------ Given information ------

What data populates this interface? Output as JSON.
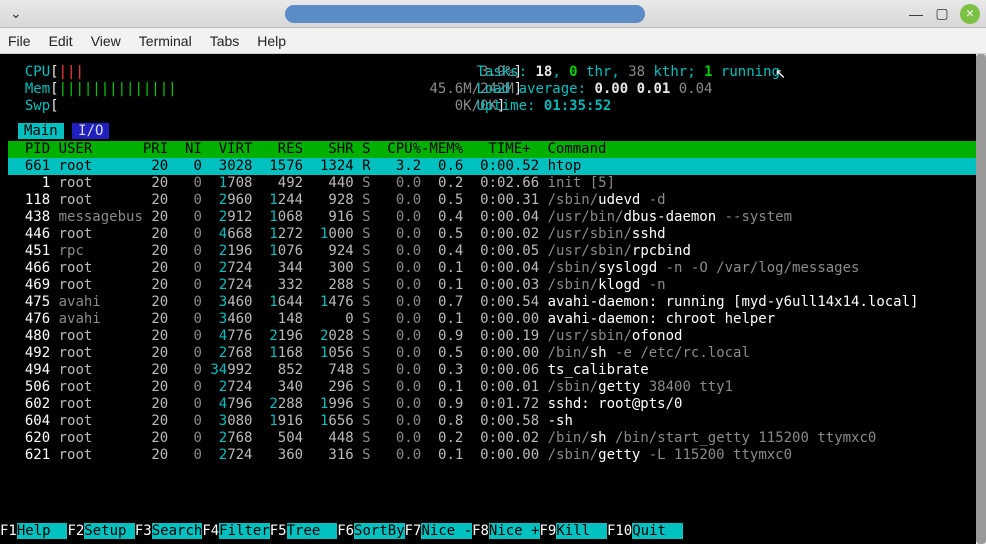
{
  "window": {
    "menu": [
      "File",
      "Edit",
      "View",
      "Terminal",
      "Tabs",
      "Help"
    ]
  },
  "meters": {
    "cpu": {
      "label": "CPU",
      "bar": "|||",
      "pct": "3.9%"
    },
    "mem": {
      "label": "Mem",
      "bar": "||||||||||||||",
      "used": "45.6M",
      "total": "242M"
    },
    "swp": {
      "label": "Swp",
      "bar": "",
      "used": "0K",
      "total": "0K"
    },
    "tasks": {
      "label": "Tasks:",
      "count": "18",
      "thr": "0",
      "kthr": "38",
      "running": "1"
    },
    "load": {
      "label": "Load average:",
      "v1": "0.00",
      "v2": "0.01",
      "v3": "0.04"
    },
    "uptime": {
      "label": "Uptime:",
      "value": "01:35:52"
    }
  },
  "tabs": {
    "main": "Main",
    "io": "I/O"
  },
  "columns": "  PID USER      PRI  NI  VIRT   RES   SHR S  CPU%-MEM%   TIME+  Command",
  "processes": [
    {
      "pid": "661",
      "user": "root",
      "pri": "20",
      "ni": "0",
      "virt": "3028",
      "res": "1576",
      "shr": "1324",
      "s": "R",
      "cpu": "3.2",
      "mem": "0.6",
      "time": "0:00.52",
      "cmd": "htop",
      "sel": true
    },
    {
      "pid": "1",
      "user": "root",
      "pri": "20",
      "ni": "0",
      "virt": "1708",
      "res": "492",
      "shr": "440",
      "s": "S",
      "cpu": "0.0",
      "mem": "0.2",
      "time": "0:02.66",
      "cmd": "init [5]",
      "cmdGrey": "init ",
      "cmdTail": "[5]"
    },
    {
      "pid": "118",
      "user": "root",
      "pri": "20",
      "ni": "0",
      "virt": "2960",
      "res": "1244",
      "shr": "928",
      "s": "S",
      "cpu": "0.0",
      "mem": "0.5",
      "time": "0:00.31",
      "cmd": "/sbin/udevd -d",
      "cmdGrey": "/sbin/",
      "cmdRest": "udevd ",
      "cmdTail": "-d"
    },
    {
      "pid": "438",
      "user": "messagebus",
      "userGrey": true,
      "pri": "20",
      "ni": "0",
      "virt": "2912",
      "res": "1068",
      "shr": "916",
      "s": "S",
      "cpu": "0.0",
      "mem": "0.4",
      "time": "0:00.04",
      "cmd": "/usr/bin/dbus-daemon --system",
      "cmdGrey": "/usr/bin/",
      "cmdRest": "dbus-daemon ",
      "cmdTail": "--system"
    },
    {
      "pid": "446",
      "user": "root",
      "pri": "20",
      "ni": "0",
      "virt": "4668",
      "res": "1272",
      "shr": "1000",
      "s": "S",
      "cpu": "0.0",
      "mem": "0.5",
      "time": "0:00.02",
      "cmd": "/usr/sbin/sshd",
      "cmdGrey": "/usr/sbin/",
      "cmdRest": "sshd"
    },
    {
      "pid": "451",
      "user": "rpc",
      "userGrey": true,
      "pri": "20",
      "ni": "0",
      "virt": "2196",
      "res": "1076",
      "shr": "924",
      "s": "S",
      "cpu": "0.0",
      "mem": "0.4",
      "time": "0:00.05",
      "cmd": "/usr/sbin/rpcbind",
      "cmdGrey": "/usr/sbin/",
      "cmdRest": "rpcbind"
    },
    {
      "pid": "466",
      "user": "root",
      "pri": "20",
      "ni": "0",
      "virt": "2724",
      "res": "344",
      "shr": "300",
      "s": "S",
      "cpu": "0.0",
      "mem": "0.1",
      "time": "0:00.04",
      "cmd": "/sbin/syslogd -n -O /var/log/messages",
      "cmdGrey": "/sbin/",
      "cmdRest": "syslogd ",
      "cmdTail": "-n -O /var/log/messages"
    },
    {
      "pid": "469",
      "user": "root",
      "pri": "20",
      "ni": "0",
      "virt": "2724",
      "res": "332",
      "shr": "288",
      "s": "S",
      "cpu": "0.0",
      "mem": "0.1",
      "time": "0:00.03",
      "cmd": "/sbin/klogd -n",
      "cmdGrey": "/sbin/",
      "cmdRest": "klogd ",
      "cmdTail": "-n"
    },
    {
      "pid": "475",
      "user": "avahi",
      "userGrey": true,
      "pri": "20",
      "ni": "0",
      "virt": "3460",
      "res": "1644",
      "shr": "1476",
      "s": "S",
      "cpu": "0.0",
      "mem": "0.7",
      "time": "0:00.54",
      "cmd": "avahi-daemon: running [myd-y6ull14x14.local]"
    },
    {
      "pid": "476",
      "user": "avahi",
      "userGrey": true,
      "pri": "20",
      "ni": "0",
      "virt": "3460",
      "res": "148",
      "shr": "0",
      "s": "S",
      "cpu": "0.0",
      "mem": "0.1",
      "time": "0:00.00",
      "cmd": "avahi-daemon: chroot helper"
    },
    {
      "pid": "480",
      "user": "root",
      "pri": "20",
      "ni": "0",
      "virt": "4776",
      "res": "2196",
      "shr": "2028",
      "s": "S",
      "cpu": "0.0",
      "mem": "0.9",
      "time": "0:00.19",
      "cmd": "/usr/sbin/ofonod",
      "cmdGrey": "/usr/sbin/",
      "cmdRest": "ofonod"
    },
    {
      "pid": "492",
      "user": "root",
      "pri": "20",
      "ni": "0",
      "virt": "2768",
      "res": "1168",
      "shr": "1056",
      "s": "S",
      "cpu": "0.0",
      "mem": "0.5",
      "time": "0:00.00",
      "cmd": "/bin/sh -e /etc/rc.local",
      "cmdGrey": "/bin/",
      "cmdRest": "sh ",
      "cmdTail": "-e /etc/rc.local"
    },
    {
      "pid": "494",
      "user": "root",
      "pri": "20",
      "ni": "0",
      "virt": "34992",
      "res": "852",
      "shr": "748",
      "s": "S",
      "cpu": "0.0",
      "mem": "0.3",
      "time": "0:00.06",
      "cmd": "ts_calibrate"
    },
    {
      "pid": "506",
      "user": "root",
      "pri": "20",
      "ni": "0",
      "virt": "2724",
      "res": "340",
      "shr": "296",
      "s": "S",
      "cpu": "0.0",
      "mem": "0.1",
      "time": "0:00.01",
      "cmd": "/sbin/getty 38400 tty1",
      "cmdGrey": "/sbin/",
      "cmdRest": "getty ",
      "cmdTail": "38400 tty1"
    },
    {
      "pid": "602",
      "user": "root",
      "pri": "20",
      "ni": "0",
      "virt": "4796",
      "res": "2288",
      "shr": "1996",
      "s": "S",
      "cpu": "0.0",
      "mem": "0.9",
      "time": "0:01.72",
      "cmd": "sshd: root@pts/0"
    },
    {
      "pid": "604",
      "user": "root",
      "pri": "20",
      "ni": "0",
      "virt": "3080",
      "res": "1916",
      "shr": "1656",
      "s": "S",
      "cpu": "0.0",
      "mem": "0.8",
      "time": "0:00.58",
      "cmd": "-sh"
    },
    {
      "pid": "620",
      "user": "root",
      "pri": "20",
      "ni": "0",
      "virt": "2768",
      "res": "504",
      "shr": "448",
      "s": "S",
      "cpu": "0.0",
      "mem": "0.2",
      "time": "0:00.02",
      "cmd": "/bin/sh /bin/start_getty 115200 ttymxc0",
      "cmdGrey": "/bin/",
      "cmdRest": "sh ",
      "cmdTail": "/bin/start_getty 115200 ttymxc0"
    },
    {
      "pid": "621",
      "user": "root",
      "pri": "20",
      "ni": "0",
      "virt": "2724",
      "res": "360",
      "shr": "316",
      "s": "S",
      "cpu": "0.0",
      "mem": "0.1",
      "time": "0:00.00",
      "cmd": "/sbin/getty -L 115200 ttymxc0",
      "cmdGrey": "/sbin/",
      "cmdRest": "getty ",
      "cmdTail": "-L 115200 ttymxc0"
    }
  ],
  "footer": [
    {
      "key": "F1",
      "label": "Help  "
    },
    {
      "key": "F2",
      "label": "Setup "
    },
    {
      "key": "F3",
      "label": "Search"
    },
    {
      "key": "F4",
      "label": "Filter"
    },
    {
      "key": "F5",
      "label": "Tree  "
    },
    {
      "key": "F6",
      "label": "SortBy"
    },
    {
      "key": "F7",
      "label": "Nice -"
    },
    {
      "key": "F8",
      "label": "Nice +"
    },
    {
      "key": "F9",
      "label": "Kill  "
    },
    {
      "key": "F10",
      "label": "Quit  "
    }
  ]
}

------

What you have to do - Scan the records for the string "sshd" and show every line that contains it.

Exercise output -
      "cmd": "/usr/sbin/sshd",
      "cmdRest": "sshd"
      "cmd": "sshd: root@pts/0"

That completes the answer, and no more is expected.